It’s handy, simple and relatively cheap to set up a wireless (WiFi) network in your own home. It saves you from having to connect and disconnect all sorts of wires for your computers just in order to hook up to the Internet.

If you want to create your own wireless network at home, you’ll need a wireless access point. If your home computers aren’t networked, or if you want to replace your Ethernet network you’ll need to set up a wireless router. This will enable you to use either wireless radio signals or Ethernet cables to link up your computers to each other, to your printer, and also to the Internet. The 802.11g router is usually recommended as it is fast and reliable.

Once the router is plugged in, it will work according to its default settings. You can alter the settings by accessing a Web interface. Select the name of the network, which is also known as its service set identifier (SSID). Choose a channel. Most people -- probably including your neighbors -- use channel six, which might cause interference on your line, so choose a different channel. Set up a username and password to protect the security of your router; otherwise, anyone nearby with a wireless card in their computer will be able to tap into your signal.

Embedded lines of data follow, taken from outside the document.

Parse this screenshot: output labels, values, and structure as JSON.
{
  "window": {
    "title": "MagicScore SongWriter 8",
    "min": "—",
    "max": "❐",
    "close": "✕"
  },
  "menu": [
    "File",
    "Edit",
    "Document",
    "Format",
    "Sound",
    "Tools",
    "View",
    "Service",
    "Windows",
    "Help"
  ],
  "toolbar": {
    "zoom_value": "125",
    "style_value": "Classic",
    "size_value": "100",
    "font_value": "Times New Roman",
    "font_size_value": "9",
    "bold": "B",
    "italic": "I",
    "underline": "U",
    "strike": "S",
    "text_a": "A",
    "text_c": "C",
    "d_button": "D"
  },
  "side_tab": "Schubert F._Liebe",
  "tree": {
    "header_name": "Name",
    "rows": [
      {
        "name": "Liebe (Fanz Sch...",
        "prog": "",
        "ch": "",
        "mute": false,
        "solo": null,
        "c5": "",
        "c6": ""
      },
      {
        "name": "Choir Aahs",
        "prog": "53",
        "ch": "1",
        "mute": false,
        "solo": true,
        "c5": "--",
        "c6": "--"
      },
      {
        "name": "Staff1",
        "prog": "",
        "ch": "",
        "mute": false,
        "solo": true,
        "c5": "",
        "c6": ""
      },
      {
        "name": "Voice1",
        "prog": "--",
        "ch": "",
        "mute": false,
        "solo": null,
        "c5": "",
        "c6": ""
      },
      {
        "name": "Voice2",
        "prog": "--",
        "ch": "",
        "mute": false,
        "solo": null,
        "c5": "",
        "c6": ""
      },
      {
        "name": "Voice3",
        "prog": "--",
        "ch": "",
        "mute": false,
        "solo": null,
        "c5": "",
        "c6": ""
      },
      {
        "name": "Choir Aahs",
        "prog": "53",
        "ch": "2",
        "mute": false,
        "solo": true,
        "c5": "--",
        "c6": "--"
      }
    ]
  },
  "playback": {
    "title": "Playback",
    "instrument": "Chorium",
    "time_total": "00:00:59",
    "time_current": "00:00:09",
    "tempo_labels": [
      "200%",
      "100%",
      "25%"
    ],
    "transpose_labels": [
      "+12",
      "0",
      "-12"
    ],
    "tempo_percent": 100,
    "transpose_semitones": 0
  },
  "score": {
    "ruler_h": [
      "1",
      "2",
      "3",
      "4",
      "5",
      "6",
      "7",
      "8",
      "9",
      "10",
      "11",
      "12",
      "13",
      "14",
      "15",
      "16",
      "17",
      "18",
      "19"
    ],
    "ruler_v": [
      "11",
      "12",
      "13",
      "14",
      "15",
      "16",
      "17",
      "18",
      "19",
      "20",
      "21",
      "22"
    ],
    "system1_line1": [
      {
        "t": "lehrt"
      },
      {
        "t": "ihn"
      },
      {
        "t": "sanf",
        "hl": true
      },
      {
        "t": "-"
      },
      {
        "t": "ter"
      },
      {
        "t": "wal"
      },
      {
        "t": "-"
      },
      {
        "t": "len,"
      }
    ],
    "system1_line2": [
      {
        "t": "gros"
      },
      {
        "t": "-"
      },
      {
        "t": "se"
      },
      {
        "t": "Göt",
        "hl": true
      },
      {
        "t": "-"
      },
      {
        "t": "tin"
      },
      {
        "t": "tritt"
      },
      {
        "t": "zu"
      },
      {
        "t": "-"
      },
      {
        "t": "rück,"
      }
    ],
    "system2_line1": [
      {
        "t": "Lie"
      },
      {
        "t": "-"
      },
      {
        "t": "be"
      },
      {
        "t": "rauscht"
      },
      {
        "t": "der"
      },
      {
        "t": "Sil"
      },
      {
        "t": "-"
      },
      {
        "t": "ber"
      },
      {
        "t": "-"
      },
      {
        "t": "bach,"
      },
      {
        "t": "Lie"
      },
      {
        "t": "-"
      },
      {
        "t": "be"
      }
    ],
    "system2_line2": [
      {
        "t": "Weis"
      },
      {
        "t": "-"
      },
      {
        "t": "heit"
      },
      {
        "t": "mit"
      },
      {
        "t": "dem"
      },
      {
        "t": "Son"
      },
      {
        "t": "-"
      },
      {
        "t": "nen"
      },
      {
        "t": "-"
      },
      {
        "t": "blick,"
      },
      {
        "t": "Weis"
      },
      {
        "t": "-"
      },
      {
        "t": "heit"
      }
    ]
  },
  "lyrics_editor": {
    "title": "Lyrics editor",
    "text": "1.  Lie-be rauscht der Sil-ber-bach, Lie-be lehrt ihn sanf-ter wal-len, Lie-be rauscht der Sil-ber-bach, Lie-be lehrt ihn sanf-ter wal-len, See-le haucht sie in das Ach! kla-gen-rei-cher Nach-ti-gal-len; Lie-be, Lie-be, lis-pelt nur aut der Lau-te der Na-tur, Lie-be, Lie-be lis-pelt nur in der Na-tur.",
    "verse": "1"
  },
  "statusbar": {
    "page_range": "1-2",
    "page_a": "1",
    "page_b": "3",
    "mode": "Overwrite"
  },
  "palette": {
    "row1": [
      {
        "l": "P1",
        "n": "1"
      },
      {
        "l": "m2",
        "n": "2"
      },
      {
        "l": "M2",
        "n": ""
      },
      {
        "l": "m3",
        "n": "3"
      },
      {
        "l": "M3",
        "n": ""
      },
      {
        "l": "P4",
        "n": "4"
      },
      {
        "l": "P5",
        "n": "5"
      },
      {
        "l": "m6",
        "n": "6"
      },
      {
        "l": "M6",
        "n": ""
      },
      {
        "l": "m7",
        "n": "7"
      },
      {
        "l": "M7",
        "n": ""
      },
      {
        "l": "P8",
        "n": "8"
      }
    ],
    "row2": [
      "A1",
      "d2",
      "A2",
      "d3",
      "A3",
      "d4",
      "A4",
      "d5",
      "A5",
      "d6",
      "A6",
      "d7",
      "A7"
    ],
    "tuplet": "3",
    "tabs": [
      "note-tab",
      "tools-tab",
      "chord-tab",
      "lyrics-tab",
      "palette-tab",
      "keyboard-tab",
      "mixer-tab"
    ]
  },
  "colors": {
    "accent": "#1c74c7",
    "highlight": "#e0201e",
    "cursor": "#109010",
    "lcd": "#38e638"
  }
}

To protect the privacy of your network, you could use the WiFi Protected Access (WPA), which is a new-and-improved version of the once standard Wired Equivalency Privacy (WEP) security program. This is the option most public hotspots use, and it can be accessed by signing in with a password. Alternatively, you could set up a Media Access Control (MAC) address-filtering program, which does not rely on passwords. To do this, you’ll have to set up your router with a list of the specific MAC addresses on your computers.